_Dataset content:_

---+---

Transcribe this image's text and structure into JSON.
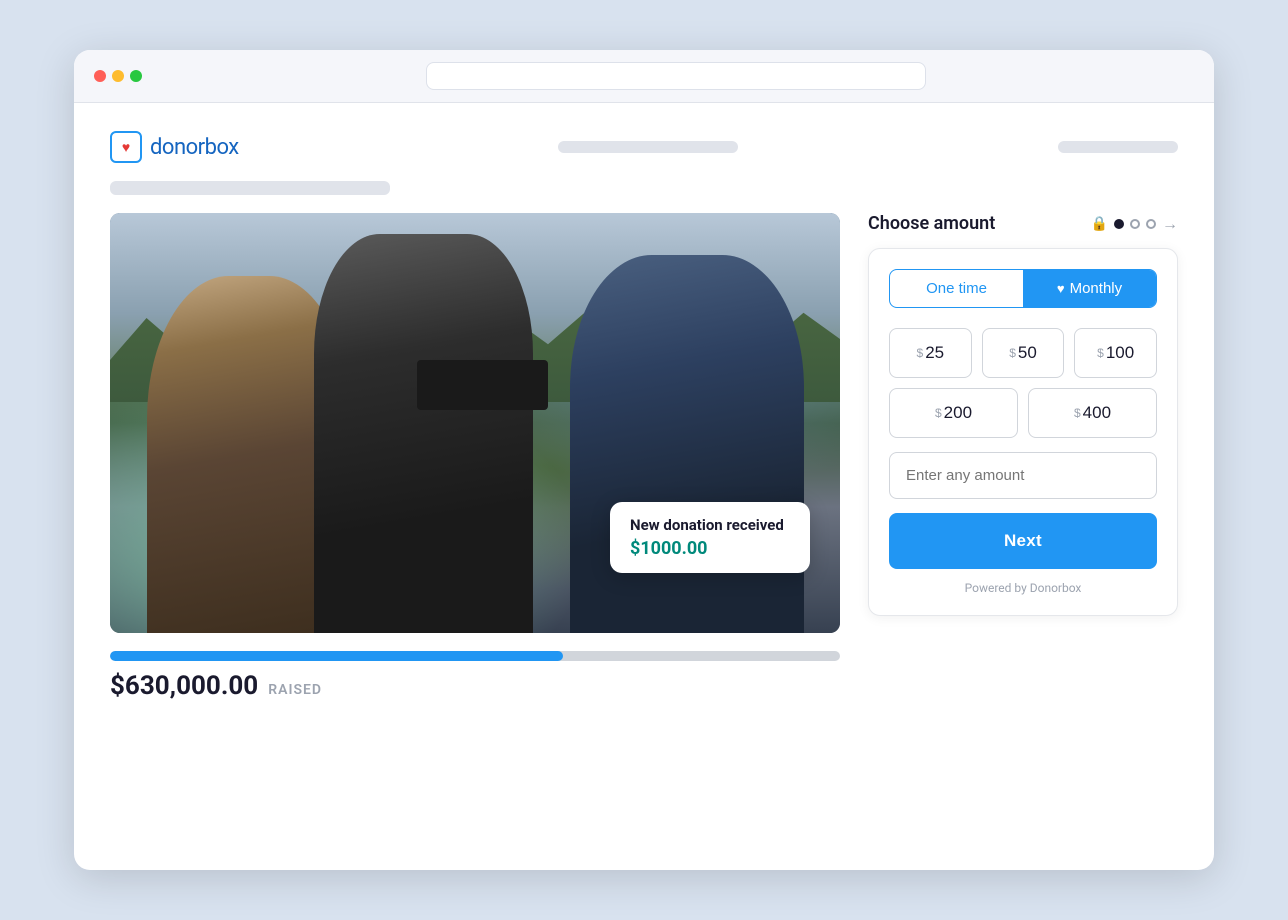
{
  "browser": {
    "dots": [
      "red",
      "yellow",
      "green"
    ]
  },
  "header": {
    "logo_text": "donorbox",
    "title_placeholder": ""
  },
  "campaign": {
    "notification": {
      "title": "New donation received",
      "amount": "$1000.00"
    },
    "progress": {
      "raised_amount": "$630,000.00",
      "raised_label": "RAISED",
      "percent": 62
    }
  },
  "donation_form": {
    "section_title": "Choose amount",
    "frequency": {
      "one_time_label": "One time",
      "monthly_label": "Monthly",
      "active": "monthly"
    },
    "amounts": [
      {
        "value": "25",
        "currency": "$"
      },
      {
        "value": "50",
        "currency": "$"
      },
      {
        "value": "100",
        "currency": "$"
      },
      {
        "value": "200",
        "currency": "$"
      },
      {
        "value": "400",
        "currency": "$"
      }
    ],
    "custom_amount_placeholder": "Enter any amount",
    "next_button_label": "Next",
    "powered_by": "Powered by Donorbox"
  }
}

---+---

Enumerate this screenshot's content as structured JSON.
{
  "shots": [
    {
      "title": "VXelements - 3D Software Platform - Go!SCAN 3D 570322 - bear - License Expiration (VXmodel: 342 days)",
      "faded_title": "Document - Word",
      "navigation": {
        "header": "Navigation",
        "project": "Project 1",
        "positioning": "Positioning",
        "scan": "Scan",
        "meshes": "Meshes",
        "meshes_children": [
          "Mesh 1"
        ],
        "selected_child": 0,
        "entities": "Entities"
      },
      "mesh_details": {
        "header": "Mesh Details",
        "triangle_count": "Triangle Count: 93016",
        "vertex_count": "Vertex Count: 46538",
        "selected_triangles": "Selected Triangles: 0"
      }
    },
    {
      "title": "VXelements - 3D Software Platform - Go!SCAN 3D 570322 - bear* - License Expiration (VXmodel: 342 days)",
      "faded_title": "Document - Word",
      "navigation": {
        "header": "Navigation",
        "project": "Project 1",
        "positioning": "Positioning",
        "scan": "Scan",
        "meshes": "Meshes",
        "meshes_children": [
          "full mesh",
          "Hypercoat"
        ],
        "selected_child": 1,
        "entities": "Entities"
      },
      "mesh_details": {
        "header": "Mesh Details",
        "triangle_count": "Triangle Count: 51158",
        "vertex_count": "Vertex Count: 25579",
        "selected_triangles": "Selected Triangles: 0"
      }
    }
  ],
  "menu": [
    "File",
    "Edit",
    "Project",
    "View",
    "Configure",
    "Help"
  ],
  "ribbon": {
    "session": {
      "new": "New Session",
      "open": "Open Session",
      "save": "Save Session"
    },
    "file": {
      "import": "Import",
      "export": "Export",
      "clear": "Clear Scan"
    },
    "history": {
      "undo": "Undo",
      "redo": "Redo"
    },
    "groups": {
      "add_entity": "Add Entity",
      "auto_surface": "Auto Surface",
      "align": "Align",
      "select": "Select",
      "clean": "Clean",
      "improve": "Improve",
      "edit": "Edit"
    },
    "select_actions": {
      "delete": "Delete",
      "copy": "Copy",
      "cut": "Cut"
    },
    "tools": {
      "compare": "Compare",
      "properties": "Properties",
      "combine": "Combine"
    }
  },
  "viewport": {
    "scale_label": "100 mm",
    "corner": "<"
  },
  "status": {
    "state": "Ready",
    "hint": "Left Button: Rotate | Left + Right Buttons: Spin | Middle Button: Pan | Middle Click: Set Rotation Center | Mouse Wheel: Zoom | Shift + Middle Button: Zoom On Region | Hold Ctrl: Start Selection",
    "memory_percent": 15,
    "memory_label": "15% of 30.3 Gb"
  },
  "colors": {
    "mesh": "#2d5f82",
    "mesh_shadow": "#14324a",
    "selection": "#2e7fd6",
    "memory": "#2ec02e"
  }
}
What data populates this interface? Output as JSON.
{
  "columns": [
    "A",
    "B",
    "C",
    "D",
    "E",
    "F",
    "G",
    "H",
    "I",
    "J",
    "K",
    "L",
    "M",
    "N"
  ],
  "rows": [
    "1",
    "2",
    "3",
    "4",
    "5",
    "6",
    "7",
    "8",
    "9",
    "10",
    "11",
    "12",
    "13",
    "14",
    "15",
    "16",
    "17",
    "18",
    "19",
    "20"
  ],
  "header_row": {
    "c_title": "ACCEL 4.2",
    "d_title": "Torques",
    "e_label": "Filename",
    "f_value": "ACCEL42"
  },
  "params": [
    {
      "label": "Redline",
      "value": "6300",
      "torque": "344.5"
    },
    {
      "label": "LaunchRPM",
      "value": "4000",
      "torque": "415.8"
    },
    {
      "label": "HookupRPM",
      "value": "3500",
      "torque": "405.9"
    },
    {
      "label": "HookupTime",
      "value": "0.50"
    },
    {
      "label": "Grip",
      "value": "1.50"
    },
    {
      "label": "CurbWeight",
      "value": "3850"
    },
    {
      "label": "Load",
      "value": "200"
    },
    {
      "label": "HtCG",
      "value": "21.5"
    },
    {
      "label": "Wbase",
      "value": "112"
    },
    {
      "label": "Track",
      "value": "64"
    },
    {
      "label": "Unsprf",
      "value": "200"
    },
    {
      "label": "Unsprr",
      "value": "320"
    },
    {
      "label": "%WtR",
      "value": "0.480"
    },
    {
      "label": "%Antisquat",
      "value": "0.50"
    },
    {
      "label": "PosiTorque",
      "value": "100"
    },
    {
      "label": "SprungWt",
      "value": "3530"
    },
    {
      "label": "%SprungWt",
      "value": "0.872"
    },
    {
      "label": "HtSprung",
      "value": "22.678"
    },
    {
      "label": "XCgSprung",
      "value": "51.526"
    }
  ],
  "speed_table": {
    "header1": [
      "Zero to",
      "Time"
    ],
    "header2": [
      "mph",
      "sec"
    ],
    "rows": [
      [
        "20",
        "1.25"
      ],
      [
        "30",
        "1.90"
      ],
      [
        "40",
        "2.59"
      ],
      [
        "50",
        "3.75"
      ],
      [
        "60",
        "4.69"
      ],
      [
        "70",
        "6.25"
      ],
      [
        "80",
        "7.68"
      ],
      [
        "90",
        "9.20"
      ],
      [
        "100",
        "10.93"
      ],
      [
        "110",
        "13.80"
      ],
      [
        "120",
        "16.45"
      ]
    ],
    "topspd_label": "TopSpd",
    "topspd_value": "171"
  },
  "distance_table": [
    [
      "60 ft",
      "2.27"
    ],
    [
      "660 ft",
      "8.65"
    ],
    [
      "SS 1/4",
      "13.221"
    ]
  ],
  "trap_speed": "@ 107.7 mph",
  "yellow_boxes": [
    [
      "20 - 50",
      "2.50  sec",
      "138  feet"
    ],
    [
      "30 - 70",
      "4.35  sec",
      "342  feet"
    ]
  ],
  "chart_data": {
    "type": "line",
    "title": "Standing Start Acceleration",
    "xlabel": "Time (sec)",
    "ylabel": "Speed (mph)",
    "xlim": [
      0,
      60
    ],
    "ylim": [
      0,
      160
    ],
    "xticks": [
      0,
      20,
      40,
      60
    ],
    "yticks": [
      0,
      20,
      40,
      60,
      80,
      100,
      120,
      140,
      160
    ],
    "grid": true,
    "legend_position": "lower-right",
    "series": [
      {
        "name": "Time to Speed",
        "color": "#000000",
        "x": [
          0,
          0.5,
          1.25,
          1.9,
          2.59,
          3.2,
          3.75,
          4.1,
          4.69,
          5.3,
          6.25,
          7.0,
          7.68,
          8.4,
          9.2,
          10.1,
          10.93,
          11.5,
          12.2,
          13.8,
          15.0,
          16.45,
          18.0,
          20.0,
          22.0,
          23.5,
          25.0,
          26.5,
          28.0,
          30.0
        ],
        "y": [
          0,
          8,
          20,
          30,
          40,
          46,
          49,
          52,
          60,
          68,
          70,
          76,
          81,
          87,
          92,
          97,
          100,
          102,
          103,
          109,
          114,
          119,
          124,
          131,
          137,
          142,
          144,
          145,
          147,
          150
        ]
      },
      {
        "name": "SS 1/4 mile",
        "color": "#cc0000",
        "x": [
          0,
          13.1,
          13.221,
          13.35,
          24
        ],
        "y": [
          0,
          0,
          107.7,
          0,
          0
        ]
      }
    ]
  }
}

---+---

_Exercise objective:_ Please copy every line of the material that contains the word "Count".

_Problem solution:_
        "triangle_count": "Triangle Count: 93016",
        "vertex_count": "Vertex Count: 46538",
        "triangle_count": "Triangle Count: 51158",
        "vertex_count": "Vertex Count: 25579",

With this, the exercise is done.